▶ **Instructions to follow**:
Retype each record below word for word, pictures excluded.

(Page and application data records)
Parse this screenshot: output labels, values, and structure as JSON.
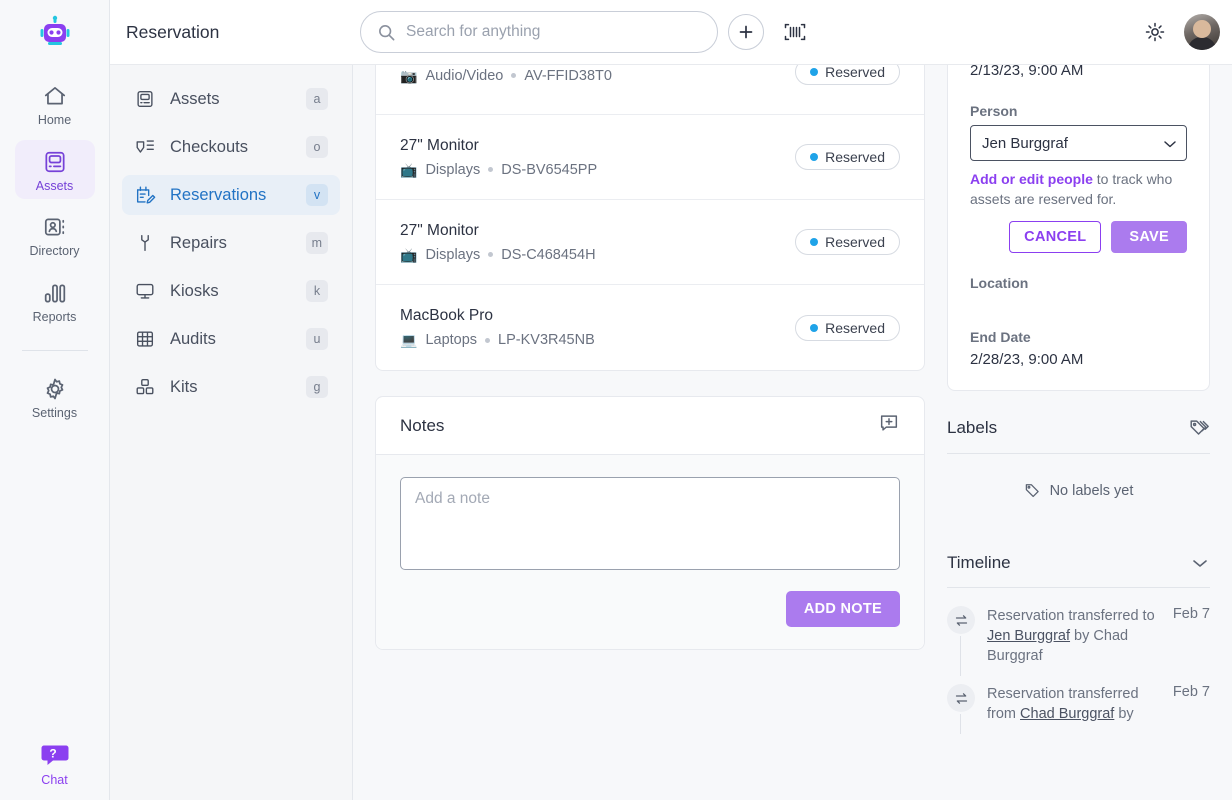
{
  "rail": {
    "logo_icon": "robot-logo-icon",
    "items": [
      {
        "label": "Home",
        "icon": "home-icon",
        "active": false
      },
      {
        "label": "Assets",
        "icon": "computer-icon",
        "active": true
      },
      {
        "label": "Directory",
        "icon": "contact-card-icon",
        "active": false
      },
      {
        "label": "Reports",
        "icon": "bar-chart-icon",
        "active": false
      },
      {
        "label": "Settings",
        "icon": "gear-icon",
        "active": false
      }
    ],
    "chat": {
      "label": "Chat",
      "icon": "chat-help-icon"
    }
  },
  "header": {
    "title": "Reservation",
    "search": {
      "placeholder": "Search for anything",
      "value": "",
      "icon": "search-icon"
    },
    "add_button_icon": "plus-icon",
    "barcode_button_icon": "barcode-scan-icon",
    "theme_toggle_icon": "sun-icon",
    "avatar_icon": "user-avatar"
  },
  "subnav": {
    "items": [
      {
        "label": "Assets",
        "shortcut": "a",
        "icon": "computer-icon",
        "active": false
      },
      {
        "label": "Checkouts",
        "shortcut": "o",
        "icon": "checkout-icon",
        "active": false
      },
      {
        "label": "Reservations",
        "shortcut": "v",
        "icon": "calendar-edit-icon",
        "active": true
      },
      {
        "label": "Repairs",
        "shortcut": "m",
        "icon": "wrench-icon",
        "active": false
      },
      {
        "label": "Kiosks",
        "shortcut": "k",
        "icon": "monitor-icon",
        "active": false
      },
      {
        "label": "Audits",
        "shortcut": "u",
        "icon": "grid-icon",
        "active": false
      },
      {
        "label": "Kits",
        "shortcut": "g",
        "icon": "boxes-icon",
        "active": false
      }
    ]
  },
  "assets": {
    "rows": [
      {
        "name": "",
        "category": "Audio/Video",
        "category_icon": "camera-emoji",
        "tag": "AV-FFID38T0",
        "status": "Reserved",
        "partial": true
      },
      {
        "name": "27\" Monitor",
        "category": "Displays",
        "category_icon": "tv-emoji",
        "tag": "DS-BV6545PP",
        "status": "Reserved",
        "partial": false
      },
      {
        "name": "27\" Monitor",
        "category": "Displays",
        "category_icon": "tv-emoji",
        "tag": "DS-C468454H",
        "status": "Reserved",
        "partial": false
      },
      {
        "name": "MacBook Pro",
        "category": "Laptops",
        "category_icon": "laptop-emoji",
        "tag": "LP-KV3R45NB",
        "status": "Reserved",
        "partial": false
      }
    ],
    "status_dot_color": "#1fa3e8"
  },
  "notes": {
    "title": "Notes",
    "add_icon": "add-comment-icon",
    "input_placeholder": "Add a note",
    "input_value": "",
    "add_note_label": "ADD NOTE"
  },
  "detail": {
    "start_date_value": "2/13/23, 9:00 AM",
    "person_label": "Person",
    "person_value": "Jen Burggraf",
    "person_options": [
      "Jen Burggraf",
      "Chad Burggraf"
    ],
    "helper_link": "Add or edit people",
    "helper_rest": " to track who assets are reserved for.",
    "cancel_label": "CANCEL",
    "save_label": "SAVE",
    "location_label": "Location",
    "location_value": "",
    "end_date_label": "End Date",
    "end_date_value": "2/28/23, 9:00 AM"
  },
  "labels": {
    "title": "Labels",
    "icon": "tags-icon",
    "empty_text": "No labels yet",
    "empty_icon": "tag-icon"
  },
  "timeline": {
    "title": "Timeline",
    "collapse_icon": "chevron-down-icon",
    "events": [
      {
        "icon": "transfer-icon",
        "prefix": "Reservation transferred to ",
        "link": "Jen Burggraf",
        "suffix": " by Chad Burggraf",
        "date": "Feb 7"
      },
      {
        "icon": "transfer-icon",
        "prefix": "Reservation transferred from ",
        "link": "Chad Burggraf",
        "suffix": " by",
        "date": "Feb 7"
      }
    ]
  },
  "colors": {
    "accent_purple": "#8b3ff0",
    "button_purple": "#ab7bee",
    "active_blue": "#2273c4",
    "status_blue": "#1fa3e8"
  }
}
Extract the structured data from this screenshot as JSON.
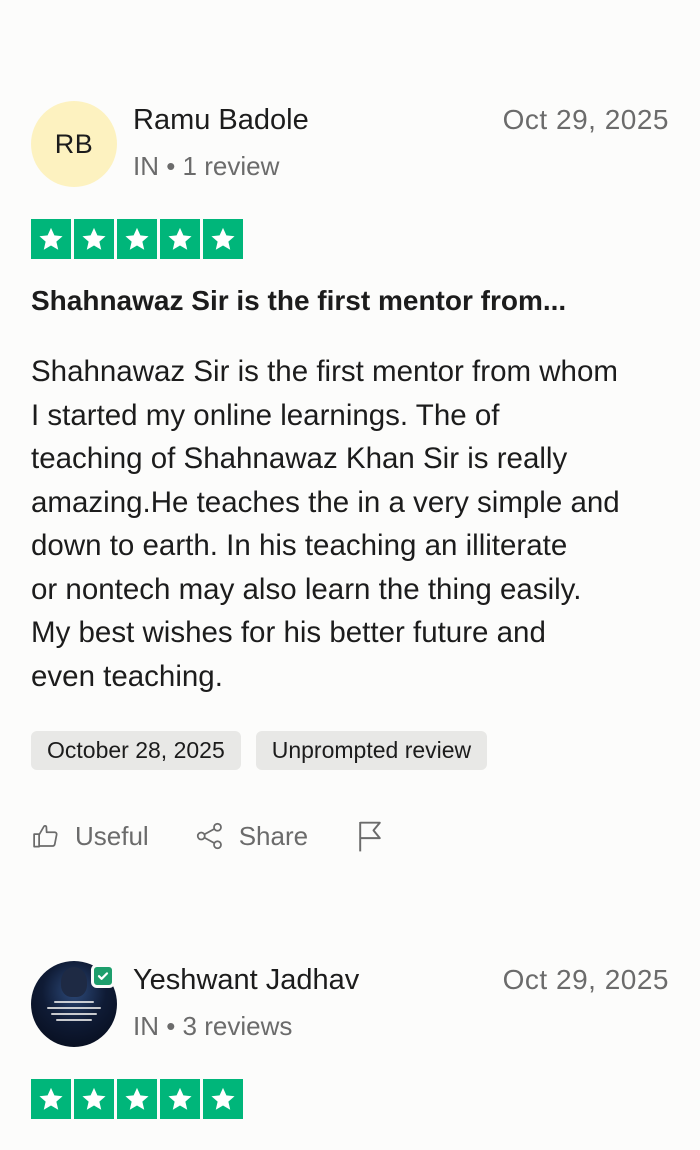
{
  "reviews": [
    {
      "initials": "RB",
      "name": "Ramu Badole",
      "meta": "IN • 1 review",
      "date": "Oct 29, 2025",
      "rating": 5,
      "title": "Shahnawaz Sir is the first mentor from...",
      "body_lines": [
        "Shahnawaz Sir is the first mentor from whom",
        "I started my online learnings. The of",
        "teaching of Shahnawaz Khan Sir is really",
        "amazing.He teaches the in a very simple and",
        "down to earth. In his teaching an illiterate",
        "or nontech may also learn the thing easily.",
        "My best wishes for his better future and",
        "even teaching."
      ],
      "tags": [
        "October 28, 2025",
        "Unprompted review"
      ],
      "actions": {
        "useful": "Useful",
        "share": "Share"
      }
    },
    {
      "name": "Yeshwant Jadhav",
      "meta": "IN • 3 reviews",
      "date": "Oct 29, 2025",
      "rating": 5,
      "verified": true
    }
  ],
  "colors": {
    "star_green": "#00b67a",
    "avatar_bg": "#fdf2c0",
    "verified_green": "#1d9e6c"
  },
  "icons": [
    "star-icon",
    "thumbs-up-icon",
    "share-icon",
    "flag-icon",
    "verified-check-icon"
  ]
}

▶ **Answer space**:
Parse this screenshot: output labels, values, and structure as JSON.
{
  "rail": {
    "logo_icon": "robot-logo-icon",
    "items": [
      {
        "label": "Home",
        "icon": "home-icon",
        "active": false
      },
      {
        "label": "Assets",
        "icon": "computer-icon",
        "active": true
      },
      {
        "label": "Directory",
        "icon": "contact-card-icon",
        "active": false
      },
      {
        "label": "Reports",
        "icon": "bar-chart-icon",
        "active": false
      },
      {
        "label": "Settings",
        "icon": "gear-icon",
        "active": false
      }
    ],
    "chat": {
      "label": "Chat",
      "icon": "chat-help-icon"
    }
  },
  "header": {
    "title": "Reservation",
    "search": {
      "placeholder": "Search for anything",
      "value": "",
      "icon": "search-icon"
    },
    "add_button_icon": "plus-icon",
    "barcode_button_icon": "barcode-scan-icon",
    "theme_toggle_icon": "sun-icon",
    "avatar_icon": "user-avatar"
  },
  "subnav": {
    "items": [
      {
        "label": "Assets",
        "shortcut": "a",
        "icon": "computer-icon",
        "active": false
      },
      {
        "label": "Checkouts",
        "shortcut": "o",
        "icon": "checkout-icon",
        "active": false
      },
      {
        "label": "Reservations",
        "shortcut": "v",
        "icon": "calendar-edit-icon",
        "active": true
      },
      {
        "label": "Repairs",
        "shortcut": "m",
        "icon": "wrench-icon",
        "active": false
      },
      {
        "label": "Kiosks",
        "shortcut": "k",
        "icon": "monitor-icon",
        "active": false
      },
      {
        "label": "Audits",
        "shortcut": "u",
        "icon": "grid-icon",
        "active": false
      },
      {
        "label": "Kits",
        "shortcut": "g",
        "icon": "boxes-icon",
        "active": false
      }
    ]
  },
  "assets": {
    "rows": [
      {
        "name": "",
        "category": "Audio/Video",
        "category_icon": "camera-emoji",
        "tag": "AV-FFID38T0",
        "status": "Reserved",
        "partial": true
      },
      {
        "name": "27\" Monitor",
        "category": "Displays",
        "category_icon": "tv-emoji",
        "tag": "DS-BV6545PP",
        "status": "Reserved",
        "partial": false
      },
      {
        "name": "27\" Monitor",
        "category": "Displays",
        "category_icon": "tv-emoji",
        "tag": "DS-C468454H",
        "status": "Reserved",
        "partial": false
      },
      {
        "name": "MacBook Pro",
        "category": "Laptops",
        "category_icon": "laptop-emoji",
        "tag": "LP-KV3R45NB",
        "status": "Reserved",
        "partial": false
      }
    ],
    "status_dot_color": "#1fa3e8"
  },
  "notes": {
    "title": "Notes",
    "add_icon": "add-comment-icon",
    "input_placeholder": "Add a note",
    "input_value": "",
    "add_note_label": "ADD NOTE"
  },
  "detail": {
    "start_date_value": "2/13/23, 9:00 AM",
    "person_label": "Person",
    "person_value": "Jen Burggraf",
    "person_options": [
      "Jen Burggraf",
      "Chad Burggraf"
    ],
    "helper_link": "Add or edit people",
    "helper_rest": " to track who assets are reserved for.",
    "cancel_label": "CANCEL",
    "save_label": "SAVE",
    "location_label": "Location",
    "location_value": "",
    "end_date_label": "End Date",
    "end_date_value": "2/28/23, 9:00 AM"
  },
  "labels": {
    "title": "Labels",
    "icon": "tags-icon",
    "empty_text": "No labels yet",
    "empty_icon": "tag-icon"
  },
  "timeline": {
    "title": "Timeline",
    "collapse_icon": "chevron-down-icon",
    "events": [
      {
        "icon": "transfer-icon",
        "prefix": "Reservation transferred to ",
        "link": "Jen Burggraf",
        "suffix": " by Chad Burggraf",
        "date": "Feb 7"
      },
      {
        "icon": "transfer-icon",
        "prefix": "Reservation transferred from ",
        "link": "Chad Burggraf",
        "suffix": " by",
        "date": "Feb 7"
      }
    ]
  },
  "colors": {
    "accent_purple": "#8b3ff0",
    "button_purple": "#ab7bee",
    "active_blue": "#2273c4",
    "status_blue": "#1fa3e8"
  }
}
Extract the structured data from this screenshot as JSON.
{
  "reviews": [
    {
      "initials": "RB",
      "name": "Ramu Badole",
      "meta": "IN • 1 review",
      "date": "Oct 29, 2025",
      "rating": 5,
      "title": "Shahnawaz Sir is the first mentor from...",
      "body_lines": [
        "Shahnawaz Sir is the first mentor from whom",
        "I started my online learnings. The of",
        "teaching of Shahnawaz Khan Sir is really",
        "amazing.He teaches the in a very simple and",
        "down to earth. In his teaching an illiterate",
        "or nontech may also learn the thing easily.",
        "My best wishes for his better future and",
        "even teaching."
      ],
      "tags": [
        "October 28, 2025",
        "Unprompted review"
      ],
      "actions": {
        "useful": "Useful",
        "share": "Share"
      }
    },
    {
      "name": "Yeshwant Jadhav",
      "meta": "IN • 3 reviews",
      "date": "Oct 29, 2025",
      "rating": 5,
      "verified": true
    }
  ],
  "colors": {
    "star_green": "#00b67a",
    "avatar_bg": "#fdf2c0",
    "verified_green": "#1d9e6c"
  },
  "icons": [
    "star-icon",
    "thumbs-up-icon",
    "share-icon",
    "flag-icon",
    "verified-check-icon"
  ]
}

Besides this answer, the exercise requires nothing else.